New York City, NY
Tea Time, by Theresa Chromati, references commonplace traditions as the passive residue of colonization. Yet, as the tea is taken “black,” this specific practice is recontextualized to offer a space of affirmation, solidarity, protection, and endearment. The multicolored domestic space is pungently rendered, suggesting it as a robust site of reflection on identity and social relationships. Masked black figures dressed in teacups and teapots are either seen in defense, collectively lifting a carton of milk out of their private interior, or in repose indulging in one another’s nourishment. Tea embraces a double-meaning, referencing the hot drink and its healing abilities, as well as the informal use that indicates possession of a highly coveted piece of information.

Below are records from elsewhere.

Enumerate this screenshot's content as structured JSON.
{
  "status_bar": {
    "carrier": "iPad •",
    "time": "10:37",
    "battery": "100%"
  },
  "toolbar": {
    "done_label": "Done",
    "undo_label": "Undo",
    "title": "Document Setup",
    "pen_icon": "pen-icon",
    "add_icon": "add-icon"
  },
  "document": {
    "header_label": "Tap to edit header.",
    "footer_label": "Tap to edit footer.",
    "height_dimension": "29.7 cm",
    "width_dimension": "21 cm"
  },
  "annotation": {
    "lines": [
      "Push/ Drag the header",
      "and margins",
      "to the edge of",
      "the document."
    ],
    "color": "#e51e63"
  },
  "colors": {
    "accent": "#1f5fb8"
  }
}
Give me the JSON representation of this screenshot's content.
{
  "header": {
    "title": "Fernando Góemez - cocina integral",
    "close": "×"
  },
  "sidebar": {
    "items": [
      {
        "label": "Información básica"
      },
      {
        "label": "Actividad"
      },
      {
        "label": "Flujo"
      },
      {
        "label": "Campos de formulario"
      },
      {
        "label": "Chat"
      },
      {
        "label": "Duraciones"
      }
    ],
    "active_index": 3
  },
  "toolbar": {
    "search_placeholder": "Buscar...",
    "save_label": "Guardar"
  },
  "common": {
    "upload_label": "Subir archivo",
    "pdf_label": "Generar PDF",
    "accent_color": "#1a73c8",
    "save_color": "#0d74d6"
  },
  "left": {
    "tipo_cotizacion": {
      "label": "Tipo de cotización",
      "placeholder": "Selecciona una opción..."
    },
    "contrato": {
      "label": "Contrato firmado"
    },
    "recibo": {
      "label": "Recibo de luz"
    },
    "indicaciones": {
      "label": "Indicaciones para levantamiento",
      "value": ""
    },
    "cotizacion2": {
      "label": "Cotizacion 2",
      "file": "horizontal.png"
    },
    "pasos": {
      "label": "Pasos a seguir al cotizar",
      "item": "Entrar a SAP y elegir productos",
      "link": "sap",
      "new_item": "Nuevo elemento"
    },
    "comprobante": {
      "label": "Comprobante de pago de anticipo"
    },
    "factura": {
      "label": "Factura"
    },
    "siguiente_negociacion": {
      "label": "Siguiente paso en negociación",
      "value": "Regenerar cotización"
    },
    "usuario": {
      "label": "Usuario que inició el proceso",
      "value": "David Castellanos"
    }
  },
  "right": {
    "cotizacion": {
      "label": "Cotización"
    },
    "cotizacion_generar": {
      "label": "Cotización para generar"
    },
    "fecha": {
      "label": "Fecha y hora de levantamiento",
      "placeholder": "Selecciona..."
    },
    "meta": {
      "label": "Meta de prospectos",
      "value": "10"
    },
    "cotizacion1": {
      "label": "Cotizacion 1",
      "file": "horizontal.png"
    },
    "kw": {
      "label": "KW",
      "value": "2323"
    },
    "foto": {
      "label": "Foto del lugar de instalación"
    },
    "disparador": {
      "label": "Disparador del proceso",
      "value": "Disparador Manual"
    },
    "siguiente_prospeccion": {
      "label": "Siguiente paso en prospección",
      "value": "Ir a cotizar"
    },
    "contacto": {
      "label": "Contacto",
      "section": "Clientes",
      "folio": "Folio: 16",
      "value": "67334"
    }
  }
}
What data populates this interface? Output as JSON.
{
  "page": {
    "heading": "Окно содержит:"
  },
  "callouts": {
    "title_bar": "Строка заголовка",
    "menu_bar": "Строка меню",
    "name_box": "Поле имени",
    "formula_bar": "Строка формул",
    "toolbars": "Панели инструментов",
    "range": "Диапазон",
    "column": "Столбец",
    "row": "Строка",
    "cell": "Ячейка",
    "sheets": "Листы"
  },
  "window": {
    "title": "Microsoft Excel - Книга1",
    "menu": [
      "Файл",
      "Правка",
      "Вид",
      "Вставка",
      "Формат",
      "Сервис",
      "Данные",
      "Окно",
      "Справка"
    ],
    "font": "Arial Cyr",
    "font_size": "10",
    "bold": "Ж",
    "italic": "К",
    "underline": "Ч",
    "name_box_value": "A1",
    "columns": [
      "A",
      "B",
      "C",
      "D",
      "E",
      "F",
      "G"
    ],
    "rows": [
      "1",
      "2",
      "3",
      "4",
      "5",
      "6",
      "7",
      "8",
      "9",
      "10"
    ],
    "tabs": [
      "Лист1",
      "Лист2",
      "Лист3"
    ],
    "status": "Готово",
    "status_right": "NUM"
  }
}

The five-panel work meditates further through accompanying audio by Pangelica, with Chromati lending a bold, self-assured voice to proclaim, “I got more than enough,” against sounds of crying lambs, gas escaping bubbles, and an ambient tropical storm.
Credit: Exhibition overview from museum website.